- Alibolandi, Mona, Alabdollah, Fatemeh, Sadeghi, Fatemeh, Mohammadi, Marzieh, Abnous, Khalil, Ramezani, Mohammad, Hadizadeh, Farzin
- Journal of controlled release 2016 v.227 pp. 58-70
- in vivo studies, animal disease models, aqueous solutions, permeability, mixing, patient compliance, ambient temperature, glycemic effect, encapsulation, hydrochloric acid, insulin-dependent diabetes mellitus, phosphates, insulin, patients, composite polymers, oral administration, dextran, circular dichroism spectroscopy
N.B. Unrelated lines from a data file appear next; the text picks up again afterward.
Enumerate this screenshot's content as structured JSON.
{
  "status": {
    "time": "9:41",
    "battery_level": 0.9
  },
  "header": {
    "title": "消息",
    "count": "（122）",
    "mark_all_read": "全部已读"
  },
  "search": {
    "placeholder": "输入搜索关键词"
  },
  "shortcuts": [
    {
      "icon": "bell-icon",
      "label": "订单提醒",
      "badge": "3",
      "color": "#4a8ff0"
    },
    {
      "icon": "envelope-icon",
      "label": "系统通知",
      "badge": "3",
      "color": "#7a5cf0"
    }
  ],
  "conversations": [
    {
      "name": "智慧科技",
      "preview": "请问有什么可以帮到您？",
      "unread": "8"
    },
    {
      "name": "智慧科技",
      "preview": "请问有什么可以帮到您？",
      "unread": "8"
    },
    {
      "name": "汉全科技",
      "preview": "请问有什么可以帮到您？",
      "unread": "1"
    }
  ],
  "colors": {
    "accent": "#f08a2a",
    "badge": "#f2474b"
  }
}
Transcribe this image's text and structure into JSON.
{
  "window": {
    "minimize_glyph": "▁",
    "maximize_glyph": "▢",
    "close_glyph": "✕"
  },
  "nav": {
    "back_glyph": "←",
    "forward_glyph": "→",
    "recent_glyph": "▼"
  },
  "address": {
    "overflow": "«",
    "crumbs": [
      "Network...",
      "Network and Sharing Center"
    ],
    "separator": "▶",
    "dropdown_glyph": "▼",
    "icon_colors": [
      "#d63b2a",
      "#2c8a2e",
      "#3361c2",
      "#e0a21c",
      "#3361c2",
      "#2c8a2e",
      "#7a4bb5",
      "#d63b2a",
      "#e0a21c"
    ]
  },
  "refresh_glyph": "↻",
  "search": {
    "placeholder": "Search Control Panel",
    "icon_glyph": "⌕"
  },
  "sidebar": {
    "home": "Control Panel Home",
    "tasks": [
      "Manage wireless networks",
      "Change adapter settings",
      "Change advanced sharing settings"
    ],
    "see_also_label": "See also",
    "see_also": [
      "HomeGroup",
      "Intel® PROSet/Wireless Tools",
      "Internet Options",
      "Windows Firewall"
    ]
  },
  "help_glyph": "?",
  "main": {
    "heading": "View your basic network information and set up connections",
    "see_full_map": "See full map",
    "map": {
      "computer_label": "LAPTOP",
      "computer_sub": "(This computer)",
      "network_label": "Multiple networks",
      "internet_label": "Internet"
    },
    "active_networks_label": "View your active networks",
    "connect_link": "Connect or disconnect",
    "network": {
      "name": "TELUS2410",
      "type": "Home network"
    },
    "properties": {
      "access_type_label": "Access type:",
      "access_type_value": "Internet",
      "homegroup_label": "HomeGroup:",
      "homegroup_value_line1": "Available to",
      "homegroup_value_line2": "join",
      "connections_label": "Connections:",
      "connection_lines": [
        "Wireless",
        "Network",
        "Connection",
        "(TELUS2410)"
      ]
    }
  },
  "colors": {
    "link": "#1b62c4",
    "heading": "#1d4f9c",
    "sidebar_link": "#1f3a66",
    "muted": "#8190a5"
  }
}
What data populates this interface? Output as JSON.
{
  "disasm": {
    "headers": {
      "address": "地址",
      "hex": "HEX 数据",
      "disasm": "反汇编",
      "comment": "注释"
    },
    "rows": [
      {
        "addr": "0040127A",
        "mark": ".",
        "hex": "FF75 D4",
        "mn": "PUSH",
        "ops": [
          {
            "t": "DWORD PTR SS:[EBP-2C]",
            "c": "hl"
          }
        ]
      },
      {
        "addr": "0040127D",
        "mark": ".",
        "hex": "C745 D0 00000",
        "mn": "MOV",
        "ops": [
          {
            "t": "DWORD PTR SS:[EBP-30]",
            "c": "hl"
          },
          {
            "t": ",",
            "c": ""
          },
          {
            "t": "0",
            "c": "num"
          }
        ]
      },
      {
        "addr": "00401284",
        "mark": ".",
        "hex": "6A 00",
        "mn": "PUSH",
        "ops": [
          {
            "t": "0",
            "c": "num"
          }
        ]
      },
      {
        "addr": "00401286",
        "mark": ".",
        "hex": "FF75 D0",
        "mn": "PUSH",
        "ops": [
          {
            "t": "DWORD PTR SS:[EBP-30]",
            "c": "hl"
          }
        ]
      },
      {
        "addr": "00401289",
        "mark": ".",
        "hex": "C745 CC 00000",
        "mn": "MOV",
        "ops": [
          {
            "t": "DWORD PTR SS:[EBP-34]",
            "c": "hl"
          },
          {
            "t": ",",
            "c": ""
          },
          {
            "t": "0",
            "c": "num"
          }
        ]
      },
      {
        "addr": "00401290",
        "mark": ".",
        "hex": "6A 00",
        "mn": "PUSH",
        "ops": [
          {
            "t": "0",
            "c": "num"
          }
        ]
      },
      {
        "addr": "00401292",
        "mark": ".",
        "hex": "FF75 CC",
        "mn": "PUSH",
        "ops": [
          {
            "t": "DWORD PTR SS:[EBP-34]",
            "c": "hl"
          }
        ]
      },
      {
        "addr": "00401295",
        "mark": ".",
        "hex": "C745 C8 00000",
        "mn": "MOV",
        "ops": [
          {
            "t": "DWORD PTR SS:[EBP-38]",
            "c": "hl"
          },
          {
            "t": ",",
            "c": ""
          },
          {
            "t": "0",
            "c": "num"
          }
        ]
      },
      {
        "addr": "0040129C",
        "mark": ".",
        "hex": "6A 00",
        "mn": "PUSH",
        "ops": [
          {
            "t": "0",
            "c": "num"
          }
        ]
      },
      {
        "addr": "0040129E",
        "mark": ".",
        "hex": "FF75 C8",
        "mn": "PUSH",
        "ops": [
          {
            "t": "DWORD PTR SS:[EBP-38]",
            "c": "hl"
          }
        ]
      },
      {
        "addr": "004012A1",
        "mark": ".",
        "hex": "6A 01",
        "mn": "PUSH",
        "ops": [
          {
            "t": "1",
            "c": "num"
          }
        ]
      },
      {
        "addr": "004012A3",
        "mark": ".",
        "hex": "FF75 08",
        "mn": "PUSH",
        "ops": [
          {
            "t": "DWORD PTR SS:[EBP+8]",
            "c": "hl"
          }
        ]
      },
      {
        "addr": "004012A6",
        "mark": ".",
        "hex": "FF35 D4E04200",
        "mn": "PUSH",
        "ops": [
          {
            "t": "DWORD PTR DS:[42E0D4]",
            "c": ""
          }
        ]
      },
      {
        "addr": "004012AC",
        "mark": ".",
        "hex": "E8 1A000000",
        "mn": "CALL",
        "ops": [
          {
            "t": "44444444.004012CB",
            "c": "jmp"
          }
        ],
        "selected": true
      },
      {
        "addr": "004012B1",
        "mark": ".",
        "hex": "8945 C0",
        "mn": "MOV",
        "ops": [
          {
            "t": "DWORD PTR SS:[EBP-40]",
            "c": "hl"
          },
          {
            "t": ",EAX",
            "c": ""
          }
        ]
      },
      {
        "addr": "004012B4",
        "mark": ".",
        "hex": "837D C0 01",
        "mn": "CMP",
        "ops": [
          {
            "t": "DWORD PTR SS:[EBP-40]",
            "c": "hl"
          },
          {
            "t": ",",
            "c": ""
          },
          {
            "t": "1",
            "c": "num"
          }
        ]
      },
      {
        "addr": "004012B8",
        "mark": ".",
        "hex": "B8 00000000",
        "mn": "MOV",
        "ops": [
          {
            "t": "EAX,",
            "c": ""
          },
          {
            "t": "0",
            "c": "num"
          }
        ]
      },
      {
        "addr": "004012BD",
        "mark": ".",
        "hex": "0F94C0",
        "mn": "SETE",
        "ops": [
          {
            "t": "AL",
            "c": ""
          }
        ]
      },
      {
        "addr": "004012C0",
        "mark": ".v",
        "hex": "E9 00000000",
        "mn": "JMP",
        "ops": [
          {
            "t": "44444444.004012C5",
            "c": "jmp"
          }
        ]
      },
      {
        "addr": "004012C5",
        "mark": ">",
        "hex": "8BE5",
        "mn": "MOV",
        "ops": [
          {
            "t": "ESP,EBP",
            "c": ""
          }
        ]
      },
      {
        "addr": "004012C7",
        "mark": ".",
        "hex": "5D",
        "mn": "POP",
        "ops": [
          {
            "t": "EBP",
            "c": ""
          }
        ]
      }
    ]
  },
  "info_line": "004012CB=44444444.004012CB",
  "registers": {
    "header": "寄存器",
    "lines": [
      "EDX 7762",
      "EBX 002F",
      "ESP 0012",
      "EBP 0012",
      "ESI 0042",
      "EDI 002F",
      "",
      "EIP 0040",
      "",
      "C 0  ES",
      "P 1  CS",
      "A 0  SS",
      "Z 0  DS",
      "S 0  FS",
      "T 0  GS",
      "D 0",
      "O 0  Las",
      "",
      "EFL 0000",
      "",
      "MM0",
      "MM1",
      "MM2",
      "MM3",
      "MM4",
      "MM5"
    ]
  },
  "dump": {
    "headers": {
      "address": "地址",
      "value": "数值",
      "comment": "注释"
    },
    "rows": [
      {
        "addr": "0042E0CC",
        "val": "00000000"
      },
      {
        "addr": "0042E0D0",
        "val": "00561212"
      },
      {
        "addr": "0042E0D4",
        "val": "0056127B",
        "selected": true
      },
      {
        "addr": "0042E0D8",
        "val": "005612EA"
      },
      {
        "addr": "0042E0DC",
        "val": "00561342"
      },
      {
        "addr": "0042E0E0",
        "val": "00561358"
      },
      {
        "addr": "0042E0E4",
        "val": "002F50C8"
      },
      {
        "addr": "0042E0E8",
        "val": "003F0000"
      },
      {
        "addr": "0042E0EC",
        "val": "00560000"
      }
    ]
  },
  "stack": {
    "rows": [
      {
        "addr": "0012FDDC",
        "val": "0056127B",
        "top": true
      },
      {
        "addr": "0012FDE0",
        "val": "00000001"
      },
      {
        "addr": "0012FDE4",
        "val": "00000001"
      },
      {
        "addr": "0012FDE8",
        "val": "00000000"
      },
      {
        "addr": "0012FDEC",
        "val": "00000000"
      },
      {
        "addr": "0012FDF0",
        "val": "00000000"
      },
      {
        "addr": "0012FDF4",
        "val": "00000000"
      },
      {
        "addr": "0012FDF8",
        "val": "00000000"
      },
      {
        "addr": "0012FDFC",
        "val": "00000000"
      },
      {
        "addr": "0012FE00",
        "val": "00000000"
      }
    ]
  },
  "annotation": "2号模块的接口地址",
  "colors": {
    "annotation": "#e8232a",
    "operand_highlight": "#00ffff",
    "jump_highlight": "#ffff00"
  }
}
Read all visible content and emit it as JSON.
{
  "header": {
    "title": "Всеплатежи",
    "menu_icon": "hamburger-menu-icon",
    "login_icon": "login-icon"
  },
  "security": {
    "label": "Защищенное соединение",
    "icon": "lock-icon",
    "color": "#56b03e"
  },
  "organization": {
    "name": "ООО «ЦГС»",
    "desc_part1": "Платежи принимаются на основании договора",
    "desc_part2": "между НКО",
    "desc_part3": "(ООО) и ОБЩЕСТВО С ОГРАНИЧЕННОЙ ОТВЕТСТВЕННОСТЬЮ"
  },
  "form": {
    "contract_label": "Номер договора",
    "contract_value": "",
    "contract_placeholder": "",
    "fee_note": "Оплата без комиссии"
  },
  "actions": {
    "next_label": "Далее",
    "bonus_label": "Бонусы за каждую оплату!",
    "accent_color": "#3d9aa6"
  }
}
- Insulin is the first line therapy in type 1 diabetes and usually patients suffer from three or more daily insulin injections. It is obvious that patient compliance can be improved greatly if insulin could be formulated in an oral dosage form.In the current study, polymersomes based on amphiphilic copolymers of dextran (DEX)5000–poly(lactic-co-glycolic acid) (PLGA)13,000 and DEX25000–PLGA48000 were synthesized and used for the encapsulation of insulin. The polymersomes were prepared using a modified direct hydration method by blending an aqueous solution of insulin with DEX–PLGA copolymers at room temperature. The in vitro insulin release through the nanopolymersomal system was studied in HCl 0.1N (pH1.2) and phosphate buffered saline (pH7.4).The results demonstrated that the average insulin encapsulation efficiency was >90%. The in vitro release experiment demonstrated that while insulin release in the simulated gastric condition was negligible, a significant amount of insulin was released in the simulated intestinal condition. According to the results of a circular dichroism test, secondary and tertiary structures of the released insulin were identical to that of standard insulin.Permeability studies across MDCK cells showed that permeability levels after 240min were 16.89±0.39% with DEX5000–PLGA13000 and 9.34±0.79% with DEX25000–PLGA48000, indicating a noticeable increase compared with free insulin.Significant hypoglycemic effects in the in vivo diabetic rat model revealed the efficacy of the DEX–PLGA-based polymersomes as oral insulin carriers. Thus, insulin-loaded, self-assembled DEX–PLGA polymersomes showed promising in vitro and in vivo efficiency and can be considered as a potential oral insulin carrier system.